Iowa Supreme Court Defines “Oppression:” Lessons for Closely Held Corporations—Including Auto Dealers

Under Iowa law, a court can order the dissolution of a corporation if the minority shareholder can prove oppression. If the company dissolves, the minority shareholder will receive their appropriate share of the company’s assets. In addition, the Iowa Business Corporation Act (“IBCA”) provides a similar statutory remedy for oppression, but also allows the majority shareholders to purchase shares instead of dissolving the company in its entirety. However, Iowa law did not define “oppression” until Baur v. Baur Farms, which was decided on June 14.

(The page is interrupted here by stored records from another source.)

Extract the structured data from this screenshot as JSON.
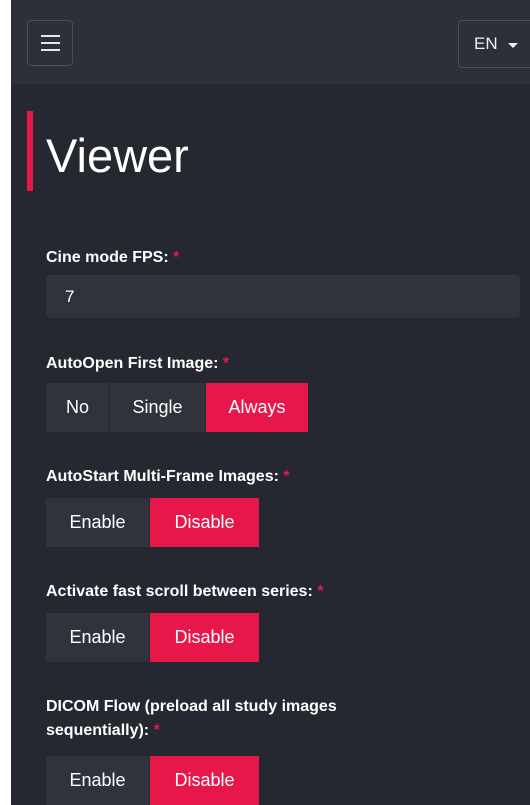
{
  "header": {
    "menu_icon": "hamburger-menu-icon",
    "language": "EN"
  },
  "page": {
    "title": "Viewer"
  },
  "settings": {
    "cine_fps": {
      "label": "Cine mode FPS:",
      "required": "*",
      "value": "7"
    },
    "auto_open": {
      "label": "AutoOpen First Image:",
      "required": "*",
      "options": [
        "No",
        "Single",
        "Always"
      ],
      "selected": "Always"
    },
    "autostart_multiframe": {
      "label": "AutoStart Multi-Frame Images:",
      "required": "*",
      "options": [
        "Enable",
        "Disable"
      ],
      "selected": "Disable"
    },
    "fast_scroll": {
      "label": "Activate fast scroll between series:",
      "required": "*",
      "options": [
        "Enable",
        "Disable"
      ],
      "selected": "Disable"
    },
    "dicom_flow": {
      "label_line1": "DICOM Flow (preload all study images",
      "label_line2": "sequentially):",
      "required": "*",
      "options": [
        "Enable",
        "Disable"
      ],
      "selected": "Disable"
    }
  },
  "colors": {
    "accent": "#e8174a",
    "background": "#252830",
    "topbar": "#2d3039",
    "control": "#30333c"
  }
}
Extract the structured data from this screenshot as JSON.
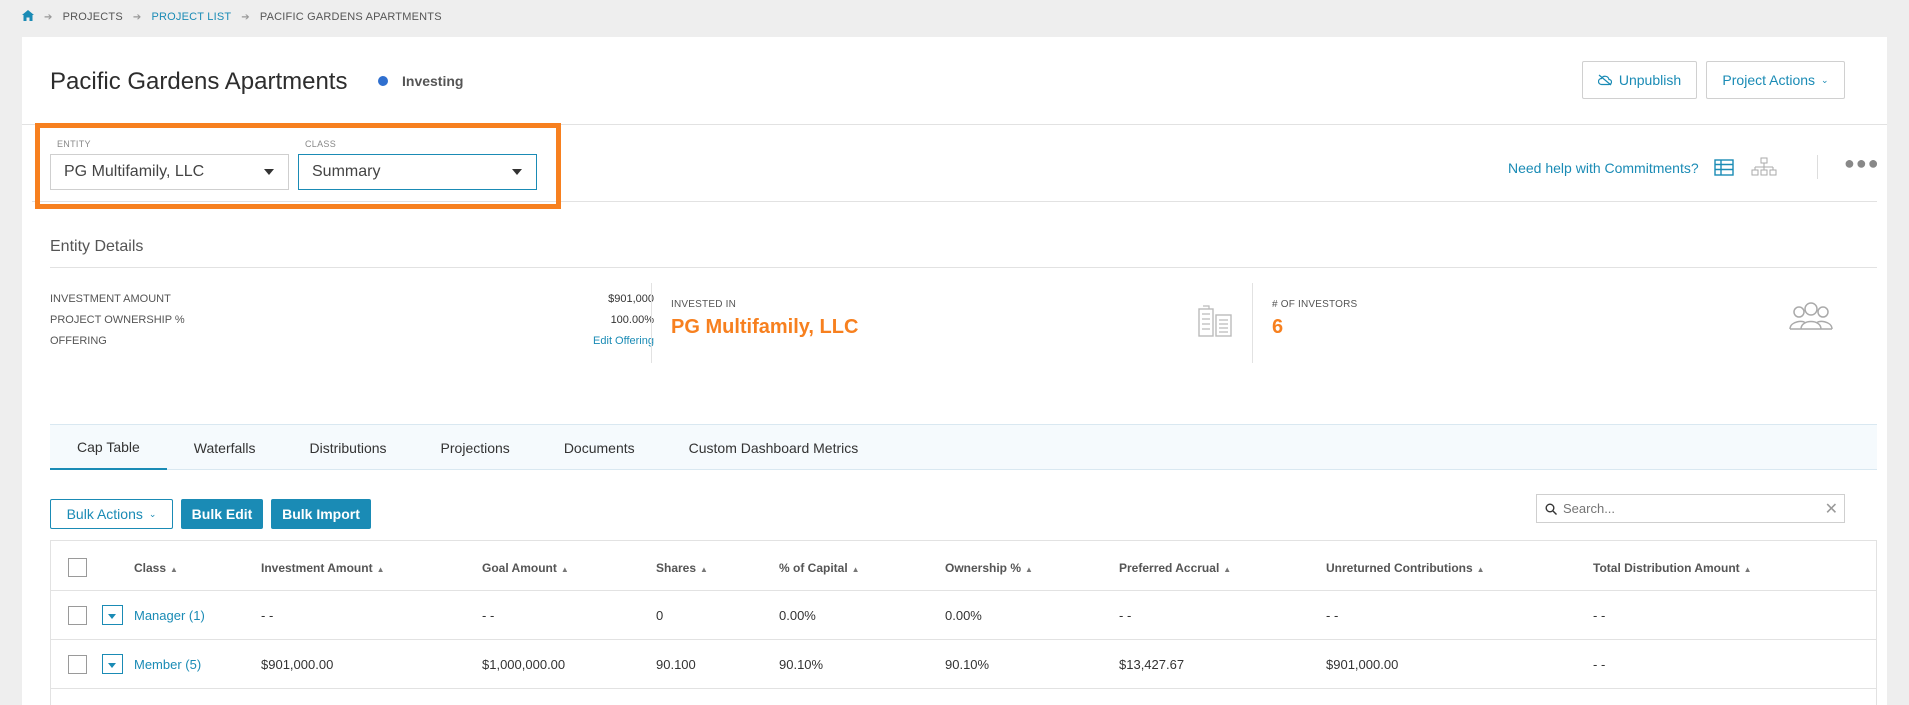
{
  "breadcrumb": {
    "home_icon": "home-icon",
    "items": [
      "PROJECTS",
      "PROJECT LIST",
      "PACIFIC GARDENS APARTMENTS"
    ]
  },
  "header": {
    "title": "Pacific Gardens Apartments",
    "status": "Investing",
    "status_color": "#2f6fcf",
    "unpublish_label": "Unpublish",
    "project_actions_label": "Project Actions"
  },
  "filters": {
    "entity_label": "ENTITY",
    "entity_value": "PG Multifamily, LLC",
    "class_label": "CLASS",
    "class_value": "Summary",
    "help_link": "Need help with Commitments?",
    "highlight_color": "#f7801f"
  },
  "entity_details": {
    "title": "Entity Details",
    "rows": [
      {
        "label": "INVESTMENT AMOUNT",
        "value": "$901,000"
      },
      {
        "label": "PROJECT OWNERSHIP %",
        "value": "100.00%"
      },
      {
        "label": "OFFERING",
        "value": "Edit Offering"
      }
    ],
    "invested_in_label": "INVESTED IN",
    "invested_in_value": "PG Multifamily, LLC",
    "investors_label": "# OF INVESTORS",
    "investors_value": "6"
  },
  "tabs": [
    "Cap Table",
    "Waterfalls",
    "Distributions",
    "Projections",
    "Documents",
    "Custom Dashboard Metrics"
  ],
  "toolbar": {
    "bulk_actions": "Bulk Actions",
    "bulk_edit": "Bulk Edit",
    "bulk_import": "Bulk Import",
    "search_placeholder": "Search..."
  },
  "table": {
    "headers": [
      "Class",
      "Investment Amount",
      "Goal Amount",
      "Shares",
      "% of Capital",
      "Ownership %",
      "Preferred Accrual",
      "Unreturned Contributions",
      "Total Distribution Amount"
    ],
    "rows": [
      [
        "Manager (1)",
        "- -",
        "- -",
        "0",
        "0.00%",
        "0.00%",
        "- -",
        "- -",
        "- -"
      ],
      [
        "Member (5)",
        "$901,000.00",
        "$1,000,000.00",
        "90.100",
        "90.10%",
        "90.10%",
        "$13,427.67",
        "$901,000.00",
        "- -"
      ]
    ]
  },
  "colors": {
    "accent": "#1a8bb5",
    "orange": "#f7801f"
  }
}
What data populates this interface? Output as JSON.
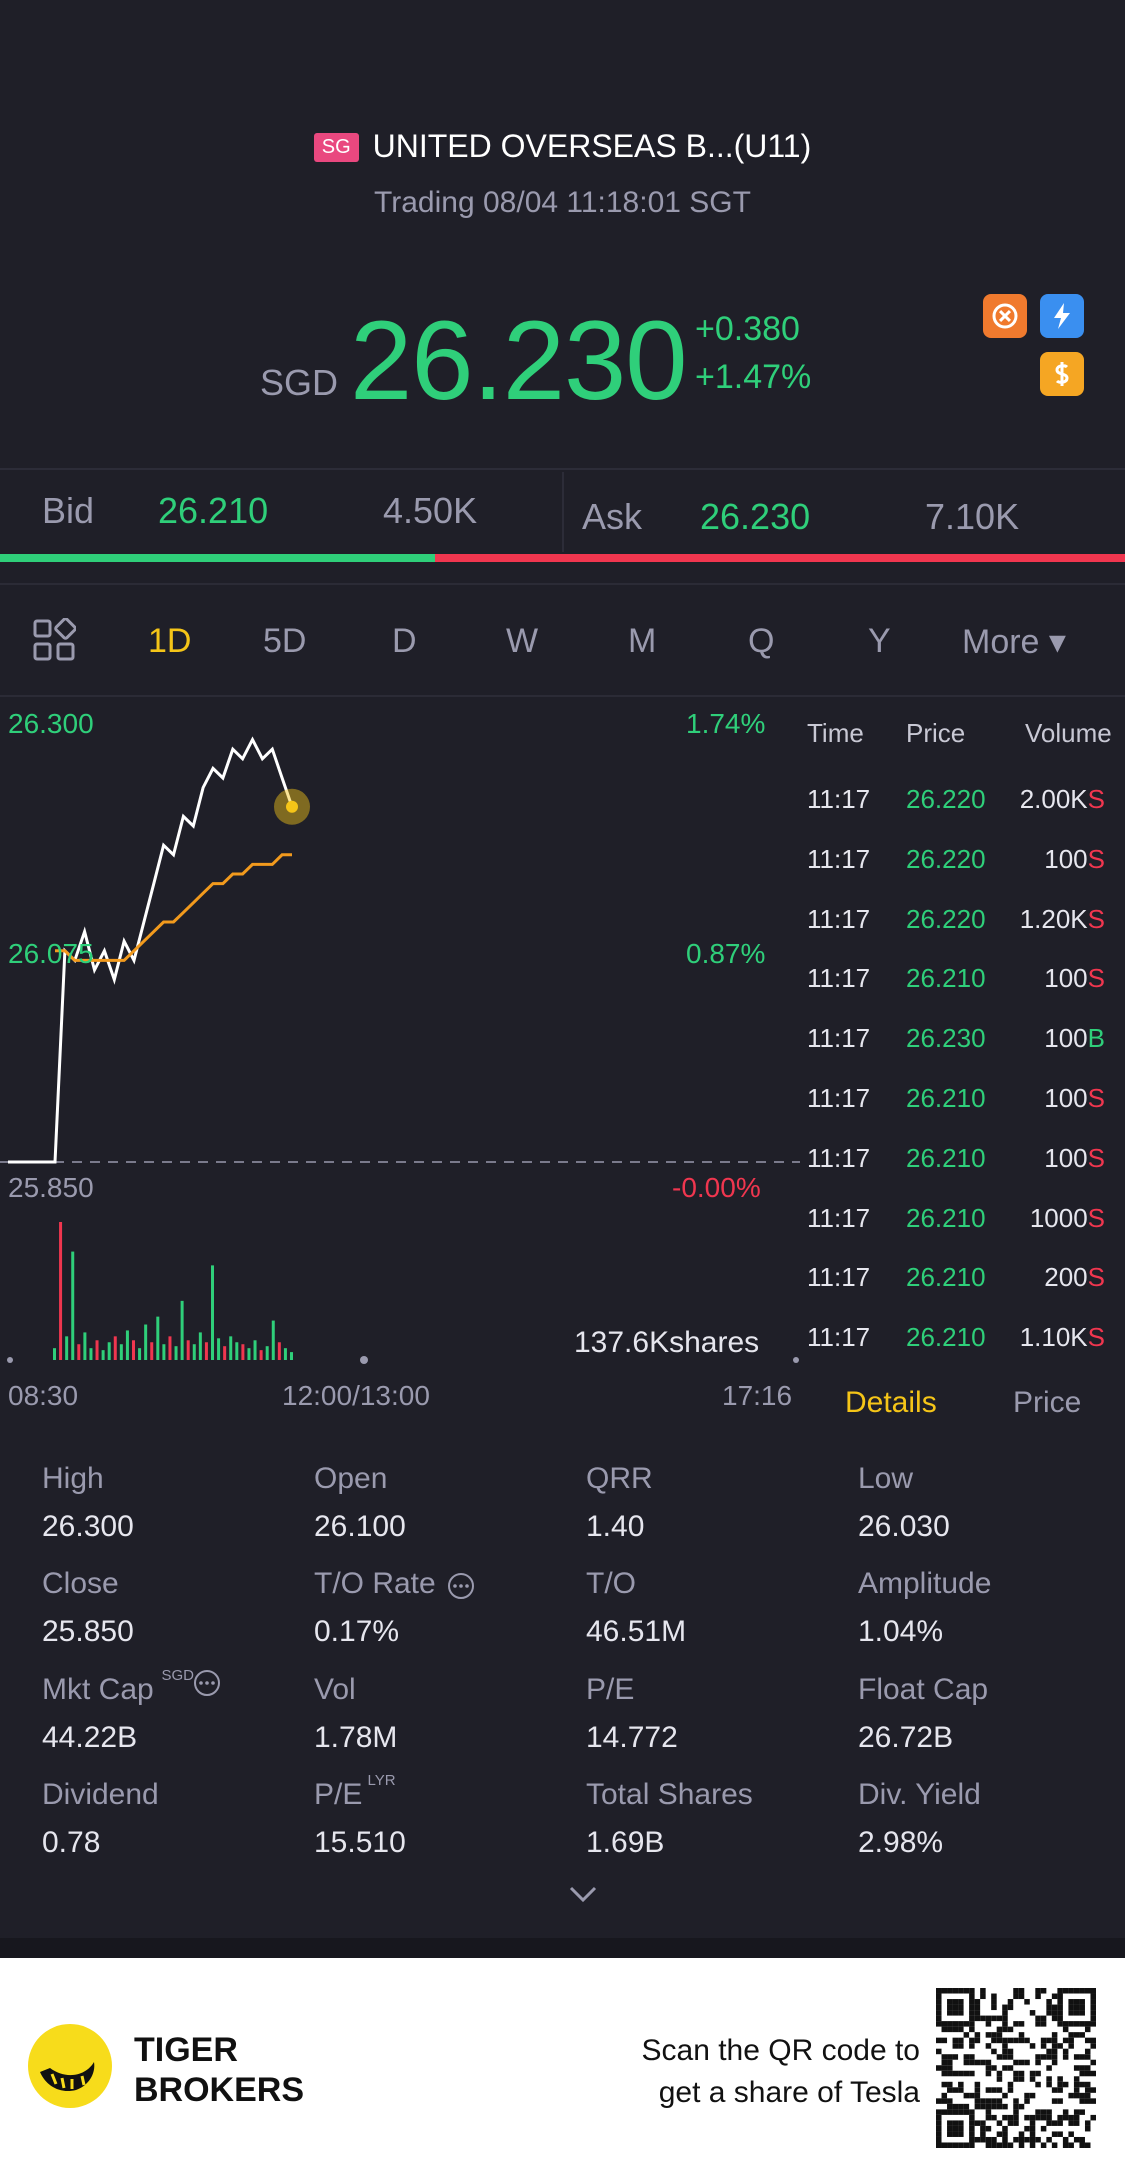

The Court held, “majority shareholders act oppressively when, having the corporate financial resources to do so, they fail to satisfy the reasonable expectations of a minority shareholder by paying no return on shareholder equity while declining the minority shareholder’s repeated offers to sell shares for fair value.” In this holding, the Iowa Supreme Court provided an expansive definition of oppression based on reasonable expectations. The Court will determine whether a minority shareholder is being oppressed by considering the minority shareholder’s “reasonable expectations” regarding return on their investment. Additionally, the Court will also consider all of the circumstances of the business before determining whether there is oppression.

In Baur, the minority shareholder could sell his shares to a third party, but he first had to offer his shares to the other shareholders, and they could purchase the shares at fair value. This provision is somewhat common in closely-held corporations, including some auto dealership corporations. However, the majority shareholder refused to buy the shares at reasonable value and refused to pay any dividends to the minority shareholder. As a typical minority shareholder, he had little market outside of the corporation.

The bylaws in Baur provided a method for calculating the “fair value” of the shares, but the company failed to update those numbers since 1984. Since the value of the corporation’s assets skyrocketed, if the minority shareholder sold his shares at the 1984 price, then he would be selling them at a significantly reduced value. Importantly, the Court made it clear that if the “fair value” had been computed properly, then the written agreement would have been upheld. Therefore, if the written contract is reasonable, then it will be upheld.

Baur provides two major lessons to closely held corporations, including auto dealership corporations. First, majority shareholders should take an objective look at how they are interacting with their minority shareholders. A majority shareholder’s actions should be within the Baur standards. If you are concerned that your actions might fall into the Court’s definition of oppression, then you should speak to an experienced business and auto dealer attorney.

This case also illustrates that the bylaws of closely held corporations may need to include provisions that realistically address adjustments to corporate control and shareholder buyouts. The Baur family would have saved time and money with a well-developed set of bylaws. Since the Court will generally uphold written agreements, you should have an attorney examine your corporation’s bylaws if you are concerned about future corporate governance. Contact experienced auto dealer counsel to discuss what this case means to your closely held corporation.